Web page and app entries:
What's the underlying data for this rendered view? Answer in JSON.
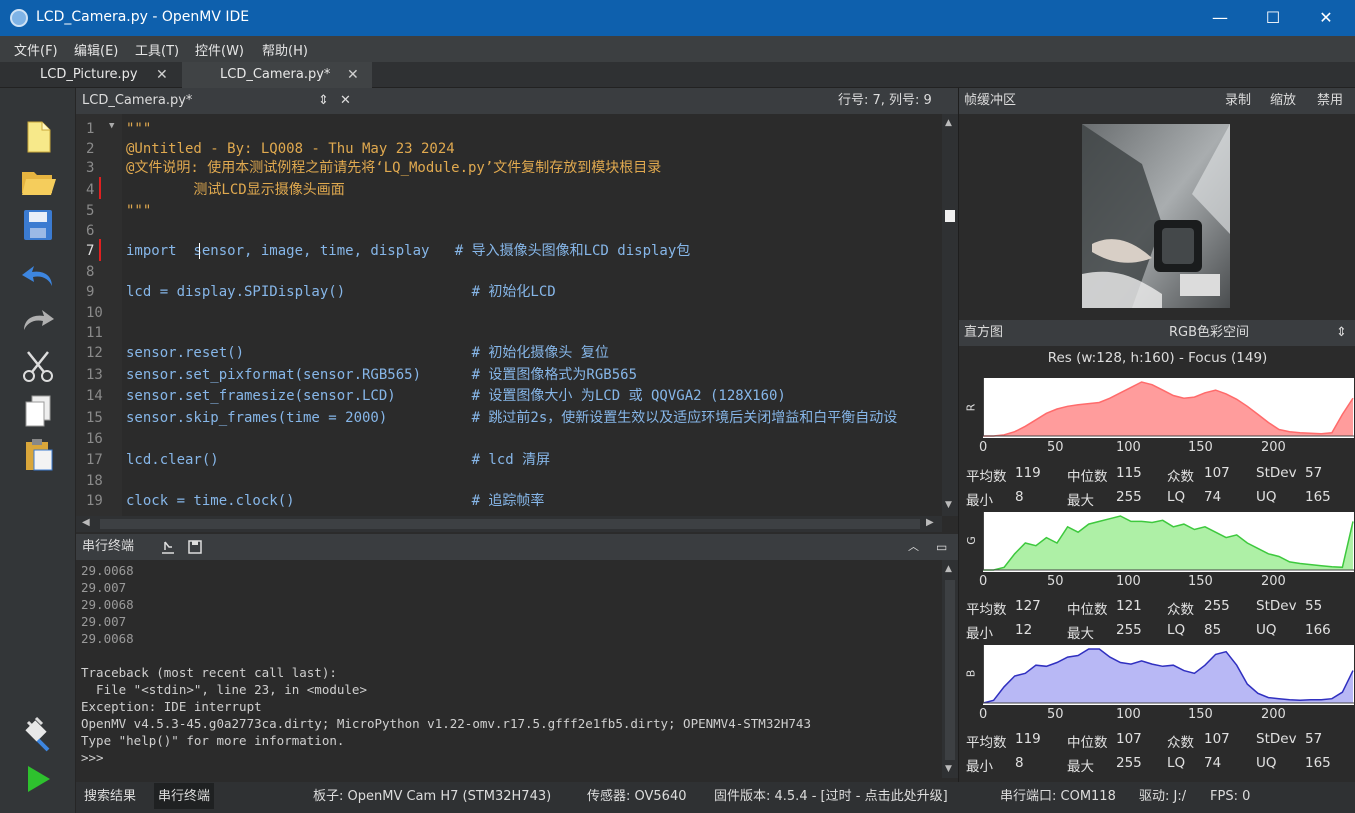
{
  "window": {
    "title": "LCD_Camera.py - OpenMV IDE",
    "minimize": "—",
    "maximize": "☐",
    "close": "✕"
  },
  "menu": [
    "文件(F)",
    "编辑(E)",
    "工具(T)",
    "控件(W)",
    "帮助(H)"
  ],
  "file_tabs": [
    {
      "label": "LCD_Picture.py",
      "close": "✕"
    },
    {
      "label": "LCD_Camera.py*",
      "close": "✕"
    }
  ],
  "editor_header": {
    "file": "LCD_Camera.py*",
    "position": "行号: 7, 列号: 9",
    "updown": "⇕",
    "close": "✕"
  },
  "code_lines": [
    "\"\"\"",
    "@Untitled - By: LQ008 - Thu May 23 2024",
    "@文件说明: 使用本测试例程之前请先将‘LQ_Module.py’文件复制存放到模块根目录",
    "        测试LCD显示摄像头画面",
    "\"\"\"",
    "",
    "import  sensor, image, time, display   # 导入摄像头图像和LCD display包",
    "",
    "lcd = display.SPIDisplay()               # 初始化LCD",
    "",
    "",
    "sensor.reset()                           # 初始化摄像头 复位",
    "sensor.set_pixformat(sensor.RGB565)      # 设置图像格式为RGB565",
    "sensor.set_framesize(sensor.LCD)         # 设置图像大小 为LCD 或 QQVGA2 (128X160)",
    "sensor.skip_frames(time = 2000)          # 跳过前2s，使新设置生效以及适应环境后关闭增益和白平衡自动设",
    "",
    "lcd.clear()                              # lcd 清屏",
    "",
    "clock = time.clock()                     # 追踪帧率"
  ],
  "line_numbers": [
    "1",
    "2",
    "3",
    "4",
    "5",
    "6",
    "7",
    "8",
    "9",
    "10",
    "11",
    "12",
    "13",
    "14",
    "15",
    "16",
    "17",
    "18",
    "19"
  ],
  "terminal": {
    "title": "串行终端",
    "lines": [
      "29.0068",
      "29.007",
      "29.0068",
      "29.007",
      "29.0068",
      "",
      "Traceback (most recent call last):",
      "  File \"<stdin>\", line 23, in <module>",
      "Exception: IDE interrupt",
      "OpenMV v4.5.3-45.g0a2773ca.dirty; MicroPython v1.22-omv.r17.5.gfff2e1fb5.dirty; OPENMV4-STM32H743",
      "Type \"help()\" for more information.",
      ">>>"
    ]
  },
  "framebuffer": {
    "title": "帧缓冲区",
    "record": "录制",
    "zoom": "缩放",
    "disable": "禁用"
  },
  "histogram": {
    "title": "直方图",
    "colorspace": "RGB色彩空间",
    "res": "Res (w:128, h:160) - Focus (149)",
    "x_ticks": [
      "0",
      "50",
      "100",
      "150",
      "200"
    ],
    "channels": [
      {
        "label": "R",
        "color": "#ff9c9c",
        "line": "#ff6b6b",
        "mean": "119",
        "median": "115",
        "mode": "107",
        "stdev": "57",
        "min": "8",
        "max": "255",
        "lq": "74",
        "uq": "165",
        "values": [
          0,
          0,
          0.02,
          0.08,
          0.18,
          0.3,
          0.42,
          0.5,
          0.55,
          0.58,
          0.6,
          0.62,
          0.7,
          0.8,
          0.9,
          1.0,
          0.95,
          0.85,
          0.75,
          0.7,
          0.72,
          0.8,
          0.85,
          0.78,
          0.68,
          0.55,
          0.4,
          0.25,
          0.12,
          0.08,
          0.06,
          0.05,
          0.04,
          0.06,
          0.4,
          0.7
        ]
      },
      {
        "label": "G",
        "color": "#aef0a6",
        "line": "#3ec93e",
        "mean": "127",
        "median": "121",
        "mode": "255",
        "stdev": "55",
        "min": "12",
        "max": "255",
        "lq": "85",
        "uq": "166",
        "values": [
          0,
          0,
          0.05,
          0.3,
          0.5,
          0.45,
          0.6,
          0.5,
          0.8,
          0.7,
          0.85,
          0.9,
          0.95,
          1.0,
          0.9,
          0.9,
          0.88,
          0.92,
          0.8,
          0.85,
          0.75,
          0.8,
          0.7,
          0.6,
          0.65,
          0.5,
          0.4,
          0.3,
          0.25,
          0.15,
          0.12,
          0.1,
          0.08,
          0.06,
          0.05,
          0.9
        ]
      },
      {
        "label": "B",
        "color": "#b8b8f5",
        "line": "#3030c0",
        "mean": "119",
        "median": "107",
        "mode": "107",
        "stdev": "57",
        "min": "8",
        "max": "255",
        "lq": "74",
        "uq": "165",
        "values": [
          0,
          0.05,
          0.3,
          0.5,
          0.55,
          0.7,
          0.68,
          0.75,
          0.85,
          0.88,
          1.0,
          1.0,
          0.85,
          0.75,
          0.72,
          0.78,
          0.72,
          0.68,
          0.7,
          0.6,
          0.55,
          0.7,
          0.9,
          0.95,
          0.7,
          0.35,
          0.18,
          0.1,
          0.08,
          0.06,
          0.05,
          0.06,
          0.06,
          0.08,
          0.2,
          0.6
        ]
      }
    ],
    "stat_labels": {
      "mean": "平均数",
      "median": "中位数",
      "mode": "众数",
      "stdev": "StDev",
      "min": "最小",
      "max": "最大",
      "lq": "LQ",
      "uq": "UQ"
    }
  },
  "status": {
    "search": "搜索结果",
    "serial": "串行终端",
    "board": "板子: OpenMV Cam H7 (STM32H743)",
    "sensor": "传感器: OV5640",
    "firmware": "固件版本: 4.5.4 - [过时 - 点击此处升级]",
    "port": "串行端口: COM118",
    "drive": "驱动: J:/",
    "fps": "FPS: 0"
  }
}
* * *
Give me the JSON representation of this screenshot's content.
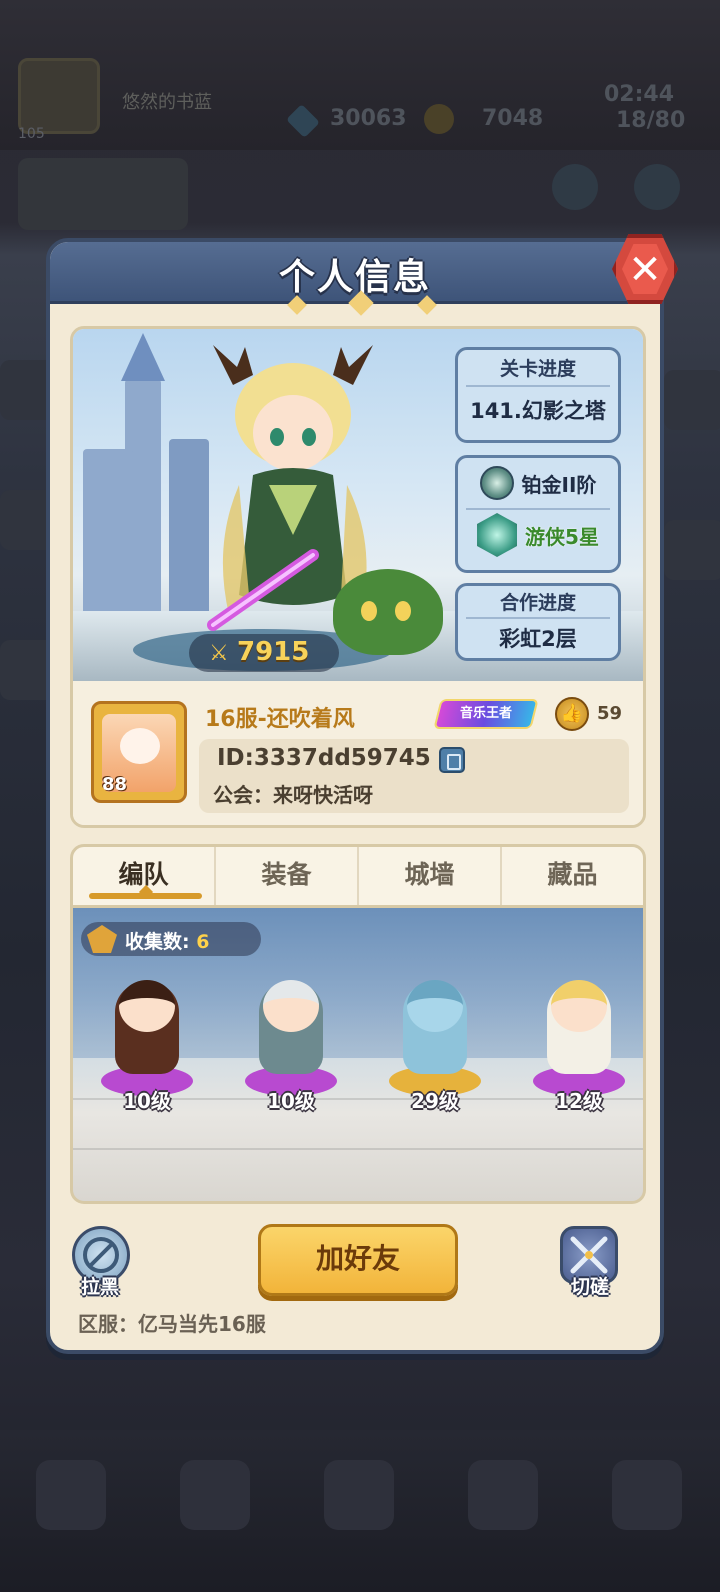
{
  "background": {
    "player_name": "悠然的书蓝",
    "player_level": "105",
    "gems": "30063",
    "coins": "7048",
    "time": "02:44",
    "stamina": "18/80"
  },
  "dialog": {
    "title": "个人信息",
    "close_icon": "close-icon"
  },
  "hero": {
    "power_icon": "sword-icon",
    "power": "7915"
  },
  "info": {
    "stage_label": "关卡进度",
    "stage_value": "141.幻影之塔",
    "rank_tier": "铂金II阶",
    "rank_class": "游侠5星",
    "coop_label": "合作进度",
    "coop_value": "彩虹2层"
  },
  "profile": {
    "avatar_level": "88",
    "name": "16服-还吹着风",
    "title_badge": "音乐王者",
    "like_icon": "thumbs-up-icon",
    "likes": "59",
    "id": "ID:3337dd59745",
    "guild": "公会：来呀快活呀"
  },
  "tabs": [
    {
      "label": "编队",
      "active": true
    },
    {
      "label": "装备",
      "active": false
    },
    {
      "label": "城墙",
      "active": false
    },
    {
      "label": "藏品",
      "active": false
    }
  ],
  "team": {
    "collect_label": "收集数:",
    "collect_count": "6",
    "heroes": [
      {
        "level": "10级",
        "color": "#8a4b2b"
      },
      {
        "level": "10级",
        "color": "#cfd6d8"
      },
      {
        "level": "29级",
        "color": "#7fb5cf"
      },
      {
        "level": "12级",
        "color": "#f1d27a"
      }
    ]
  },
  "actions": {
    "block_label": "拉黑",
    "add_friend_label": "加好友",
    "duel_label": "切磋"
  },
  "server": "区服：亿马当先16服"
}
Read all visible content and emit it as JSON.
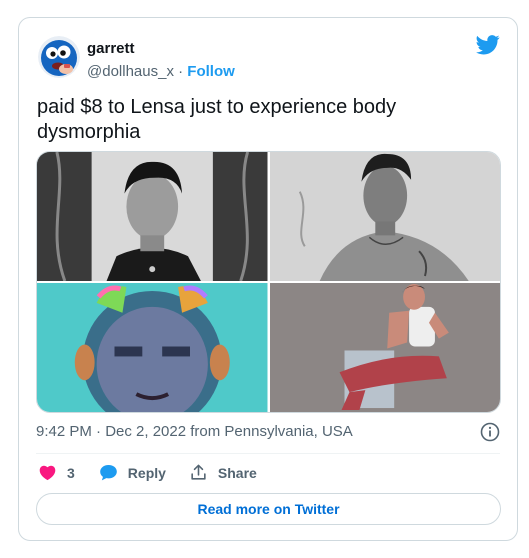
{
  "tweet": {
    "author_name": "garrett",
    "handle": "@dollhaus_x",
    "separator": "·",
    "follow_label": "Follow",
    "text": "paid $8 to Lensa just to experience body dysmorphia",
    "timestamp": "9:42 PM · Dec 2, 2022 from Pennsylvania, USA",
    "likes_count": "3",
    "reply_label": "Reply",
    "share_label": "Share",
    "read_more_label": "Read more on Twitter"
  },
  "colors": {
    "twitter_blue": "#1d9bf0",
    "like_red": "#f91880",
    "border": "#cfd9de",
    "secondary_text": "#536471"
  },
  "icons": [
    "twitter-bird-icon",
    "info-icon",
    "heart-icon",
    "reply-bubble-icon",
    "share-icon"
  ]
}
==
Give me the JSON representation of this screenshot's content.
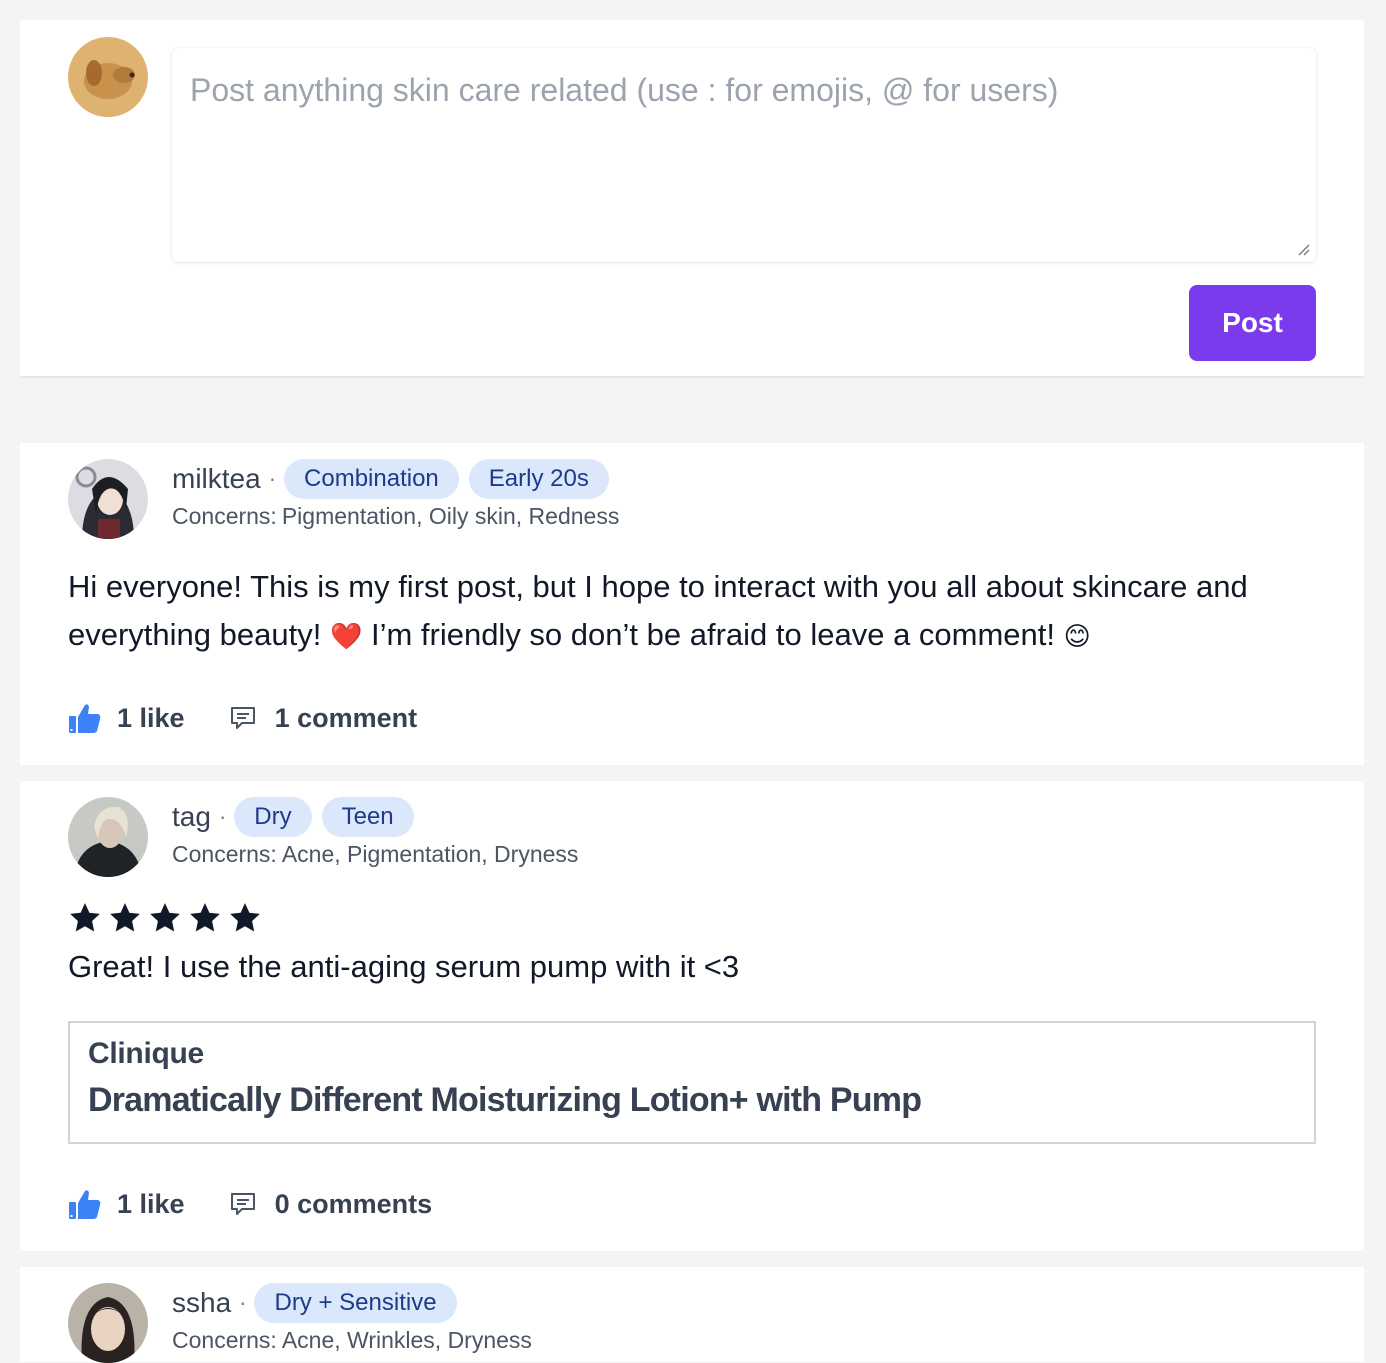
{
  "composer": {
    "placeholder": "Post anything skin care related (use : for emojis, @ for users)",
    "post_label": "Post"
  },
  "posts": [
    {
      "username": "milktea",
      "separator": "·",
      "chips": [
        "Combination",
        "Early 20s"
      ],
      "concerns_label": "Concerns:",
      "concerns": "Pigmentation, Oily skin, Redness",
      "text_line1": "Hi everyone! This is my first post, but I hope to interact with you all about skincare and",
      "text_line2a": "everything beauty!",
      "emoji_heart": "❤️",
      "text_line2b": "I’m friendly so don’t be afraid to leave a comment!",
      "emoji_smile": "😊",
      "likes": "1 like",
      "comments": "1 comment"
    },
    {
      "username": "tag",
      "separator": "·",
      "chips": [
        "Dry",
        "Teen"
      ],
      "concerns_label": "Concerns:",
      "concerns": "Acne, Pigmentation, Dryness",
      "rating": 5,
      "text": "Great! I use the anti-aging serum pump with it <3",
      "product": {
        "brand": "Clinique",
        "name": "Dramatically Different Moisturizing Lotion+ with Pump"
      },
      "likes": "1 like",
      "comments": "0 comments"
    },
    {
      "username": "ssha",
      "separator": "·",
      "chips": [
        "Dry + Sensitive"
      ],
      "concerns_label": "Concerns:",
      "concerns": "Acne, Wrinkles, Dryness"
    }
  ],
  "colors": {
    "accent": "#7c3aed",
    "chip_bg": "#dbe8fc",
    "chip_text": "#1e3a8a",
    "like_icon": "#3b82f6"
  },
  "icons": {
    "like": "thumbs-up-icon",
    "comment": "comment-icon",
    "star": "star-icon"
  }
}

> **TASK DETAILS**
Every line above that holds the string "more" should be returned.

> **YOUR RESPONSE**
      "Type \"help()\" for more information.",
    "read_more_label": "Read more on Twitter"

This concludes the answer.